§ Required action:
Write out the entries once more, exactly as they appear.

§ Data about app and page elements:
——

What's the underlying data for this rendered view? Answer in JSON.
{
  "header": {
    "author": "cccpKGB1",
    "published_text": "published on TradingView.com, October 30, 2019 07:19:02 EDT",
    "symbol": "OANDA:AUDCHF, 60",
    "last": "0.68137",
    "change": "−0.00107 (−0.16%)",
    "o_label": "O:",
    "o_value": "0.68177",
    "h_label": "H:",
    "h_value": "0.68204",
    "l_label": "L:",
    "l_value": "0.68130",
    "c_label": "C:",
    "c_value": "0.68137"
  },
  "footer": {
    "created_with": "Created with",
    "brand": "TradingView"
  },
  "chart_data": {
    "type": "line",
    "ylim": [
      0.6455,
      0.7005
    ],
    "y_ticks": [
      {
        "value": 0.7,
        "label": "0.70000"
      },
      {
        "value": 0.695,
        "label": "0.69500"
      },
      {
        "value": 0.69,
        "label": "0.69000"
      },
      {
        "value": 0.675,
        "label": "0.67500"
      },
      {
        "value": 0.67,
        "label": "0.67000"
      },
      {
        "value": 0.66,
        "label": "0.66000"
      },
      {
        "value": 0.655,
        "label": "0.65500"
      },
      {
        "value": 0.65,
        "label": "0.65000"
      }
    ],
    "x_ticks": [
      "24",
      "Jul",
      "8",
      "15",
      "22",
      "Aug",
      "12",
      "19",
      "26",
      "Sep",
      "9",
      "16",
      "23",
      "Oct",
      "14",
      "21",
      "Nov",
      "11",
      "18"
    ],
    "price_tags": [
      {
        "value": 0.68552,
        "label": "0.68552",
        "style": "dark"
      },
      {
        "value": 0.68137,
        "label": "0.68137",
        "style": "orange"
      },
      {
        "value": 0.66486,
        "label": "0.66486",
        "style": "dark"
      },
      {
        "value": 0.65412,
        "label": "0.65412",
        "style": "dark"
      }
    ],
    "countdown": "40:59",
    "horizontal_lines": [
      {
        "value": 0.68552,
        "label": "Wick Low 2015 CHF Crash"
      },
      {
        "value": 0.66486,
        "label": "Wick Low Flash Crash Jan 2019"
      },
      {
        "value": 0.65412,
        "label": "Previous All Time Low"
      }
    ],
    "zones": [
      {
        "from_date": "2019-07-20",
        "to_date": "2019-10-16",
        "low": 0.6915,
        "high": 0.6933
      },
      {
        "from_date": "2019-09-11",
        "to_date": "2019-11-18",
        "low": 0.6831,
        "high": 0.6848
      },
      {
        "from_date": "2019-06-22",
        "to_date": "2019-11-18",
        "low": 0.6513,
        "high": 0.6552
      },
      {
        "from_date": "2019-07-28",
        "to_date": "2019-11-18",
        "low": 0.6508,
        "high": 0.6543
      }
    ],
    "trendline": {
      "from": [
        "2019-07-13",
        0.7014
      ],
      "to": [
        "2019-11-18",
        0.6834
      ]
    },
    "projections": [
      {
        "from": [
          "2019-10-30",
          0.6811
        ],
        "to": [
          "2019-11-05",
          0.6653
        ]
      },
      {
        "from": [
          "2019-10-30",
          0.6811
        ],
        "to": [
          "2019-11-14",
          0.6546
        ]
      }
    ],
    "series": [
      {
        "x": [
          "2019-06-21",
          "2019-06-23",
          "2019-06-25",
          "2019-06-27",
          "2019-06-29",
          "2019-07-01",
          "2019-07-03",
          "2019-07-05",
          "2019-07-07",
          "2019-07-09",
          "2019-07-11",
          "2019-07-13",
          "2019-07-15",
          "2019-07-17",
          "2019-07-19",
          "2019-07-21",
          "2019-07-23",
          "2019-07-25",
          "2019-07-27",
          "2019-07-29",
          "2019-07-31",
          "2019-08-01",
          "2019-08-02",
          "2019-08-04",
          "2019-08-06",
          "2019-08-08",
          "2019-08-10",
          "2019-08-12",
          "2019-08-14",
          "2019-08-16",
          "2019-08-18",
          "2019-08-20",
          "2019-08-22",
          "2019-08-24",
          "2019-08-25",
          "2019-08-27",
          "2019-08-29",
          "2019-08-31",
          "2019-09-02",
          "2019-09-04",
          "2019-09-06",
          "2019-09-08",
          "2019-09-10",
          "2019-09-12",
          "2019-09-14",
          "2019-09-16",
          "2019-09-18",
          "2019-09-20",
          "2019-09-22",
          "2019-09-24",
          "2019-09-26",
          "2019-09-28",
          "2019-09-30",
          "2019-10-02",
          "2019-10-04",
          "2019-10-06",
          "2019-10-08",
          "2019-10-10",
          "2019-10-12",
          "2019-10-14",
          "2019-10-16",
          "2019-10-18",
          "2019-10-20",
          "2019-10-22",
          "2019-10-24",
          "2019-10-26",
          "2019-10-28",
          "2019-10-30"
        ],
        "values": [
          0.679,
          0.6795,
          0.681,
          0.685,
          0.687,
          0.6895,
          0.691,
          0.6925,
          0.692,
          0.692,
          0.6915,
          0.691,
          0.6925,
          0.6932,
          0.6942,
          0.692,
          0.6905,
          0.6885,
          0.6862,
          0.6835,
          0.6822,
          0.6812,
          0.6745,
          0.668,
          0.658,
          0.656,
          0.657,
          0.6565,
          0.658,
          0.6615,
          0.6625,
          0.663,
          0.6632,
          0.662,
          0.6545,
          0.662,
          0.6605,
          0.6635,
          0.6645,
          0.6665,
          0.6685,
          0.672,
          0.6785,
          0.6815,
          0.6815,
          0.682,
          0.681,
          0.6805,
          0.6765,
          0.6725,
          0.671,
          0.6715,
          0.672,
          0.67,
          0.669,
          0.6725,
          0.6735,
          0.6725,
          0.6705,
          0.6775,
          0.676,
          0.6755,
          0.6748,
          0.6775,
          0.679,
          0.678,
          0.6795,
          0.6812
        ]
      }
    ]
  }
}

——

§ Answer to this task:
What's the underlying data for this rendered view? Answer in JSON.
{
  "header": {
    "author": "cccpKGB1",
    "published_text": "published on TradingView.com, October 30, 2019 07:19:02 EDT",
    "symbol": "OANDA:AUDCHF, 60",
    "last": "0.68137",
    "change": "−0.00107 (−0.16%)",
    "o_label": "O:",
    "o_value": "0.68177",
    "h_label": "H:",
    "h_value": "0.68204",
    "l_label": "L:",
    "l_value": "0.68130",
    "c_label": "C:",
    "c_value": "0.68137"
  },
  "footer": {
    "created_with": "Created with",
    "brand": "TradingView"
  },
  "chart_data": {
    "type": "line",
    "ylim": [
      0.6455,
      0.7005
    ],
    "y_ticks": [
      {
        "value": 0.7,
        "label": "0.70000"
      },
      {
        "value": 0.695,
        "label": "0.69500"
      },
      {
        "value": 0.69,
        "label": "0.69000"
      },
      {
        "value": 0.675,
        "label": "0.67500"
      },
      {
        "value": 0.67,
        "label": "0.67000"
      },
      {
        "value": 0.66,
        "label": "0.66000"
      },
      {
        "value": 0.655,
        "label": "0.65500"
      },
      {
        "value": 0.65,
        "label": "0.65000"
      }
    ],
    "x_ticks": [
      "24",
      "Jul",
      "8",
      "15",
      "22",
      "Aug",
      "12",
      "19",
      "26",
      "Sep",
      "9",
      "16",
      "23",
      "Oct",
      "14",
      "21",
      "Nov",
      "11",
      "18"
    ],
    "price_tags": [
      {
        "value": 0.68552,
        "label": "0.68552",
        "style": "dark"
      },
      {
        "value": 0.68137,
        "label": "0.68137",
        "style": "orange"
      },
      {
        "value": 0.66486,
        "label": "0.66486",
        "style": "dark"
      },
      {
        "value": 0.65412,
        "label": "0.65412",
        "style": "dark"
      }
    ],
    "countdown": "40:59",
    "horizontal_lines": [
      {
        "value": 0.68552,
        "label": "Wick Low 2015 CHF Crash"
      },
      {
        "value": 0.66486,
        "label": "Wick Low Flash Crash Jan 2019"
      },
      {
        "value": 0.65412,
        "label": "Previous All Time Low"
      }
    ],
    "zones": [
      {
        "from_date": "2019-07-20",
        "to_date": "2019-10-16",
        "low": 0.6915,
        "high": 0.6933
      },
      {
        "from_date": "2019-09-11",
        "to_date": "2019-11-18",
        "low": 0.6831,
        "high": 0.6848
      },
      {
        "from_date": "2019-06-22",
        "to_date": "2019-11-18",
        "low": 0.6513,
        "high": 0.6552
      },
      {
        "from_date": "2019-07-28",
        "to_date": "2019-11-18",
        "low": 0.6508,
        "high": 0.6543
      }
    ],
    "trendline": {
      "from": [
        "2019-07-13",
        0.7014
      ],
      "to": [
        "2019-11-18",
        0.6834
      ]
    },
    "projections": [
      {
        "from": [
          "2019-10-30",
          0.6811
        ],
        "to": [
          "2019-11-05",
          0.6653
        ]
      },
      {
        "from": [
          "2019-10-30",
          0.6811
        ],
        "to": [
          "2019-11-14",
          0.6546
        ]
      }
    ],
    "series": [
      {
        "x": [
          "2019-06-21",
          "2019-06-23",
          "2019-06-25",
          "2019-06-27",
          "2019-06-29",
          "2019-07-01",
          "2019-07-03",
          "2019-07-05",
          "2019-07-07",
          "2019-07-09",
          "2019-07-11",
          "2019-07-13",
          "2019-07-15",
          "2019-07-17",
          "2019-07-19",
          "2019-07-21",
          "2019-07-23",
          "2019-07-25",
          "2019-07-27",
          "2019-07-29",
          "2019-07-31",
          "2019-08-01",
          "2019-08-02",
          "2019-08-04",
          "2019-08-06",
          "2019-08-08",
          "2019-08-10",
          "2019-08-12",
          "2019-08-14",
          "2019-08-16",
          "2019-08-18",
          "2019-08-20",
          "2019-08-22",
          "2019-08-24",
          "2019-08-25",
          "2019-08-27",
          "2019-08-29",
          "2019-08-31",
          "2019-09-02",
          "2019-09-04",
          "2019-09-06",
          "2019-09-08",
          "2019-09-10",
          "2019-09-12",
          "2019-09-14",
          "2019-09-16",
          "2019-09-18",
          "2019-09-20",
          "2019-09-22",
          "2019-09-24",
          "2019-09-26",
          "2019-09-28",
          "2019-09-30",
          "2019-10-02",
          "2019-10-04",
          "2019-10-06",
          "2019-10-08",
          "2019-10-10",
          "2019-10-12",
          "2019-10-14",
          "2019-10-16",
          "2019-10-18",
          "2019-10-20",
          "2019-10-22",
          "2019-10-24",
          "2019-10-26",
          "2019-10-28",
          "2019-10-30"
        ],
        "values": [
          0.679,
          0.6795,
          0.681,
          0.685,
          0.687,
          0.6895,
          0.691,
          0.6925,
          0.692,
          0.692,
          0.6915,
          0.691,
          0.6925,
          0.6932,
          0.6942,
          0.692,
          0.6905,
          0.6885,
          0.6862,
          0.6835,
          0.6822,
          0.6812,
          0.6745,
          0.668,
          0.658,
          0.656,
          0.657,
          0.6565,
          0.658,
          0.6615,
          0.6625,
          0.663,
          0.6632,
          0.662,
          0.6545,
          0.662,
          0.6605,
          0.6635,
          0.6645,
          0.6665,
          0.6685,
          0.672,
          0.6785,
          0.6815,
          0.6815,
          0.682,
          0.681,
          0.6805,
          0.6765,
          0.6725,
          0.671,
          0.6715,
          0.672,
          0.67,
          0.669,
          0.6725,
          0.6735,
          0.6725,
          0.6705,
          0.6775,
          0.676,
          0.6755,
          0.6748,
          0.6775,
          0.679,
          0.678,
          0.6795,
          0.6812
        ]
      }
    ]
  }
}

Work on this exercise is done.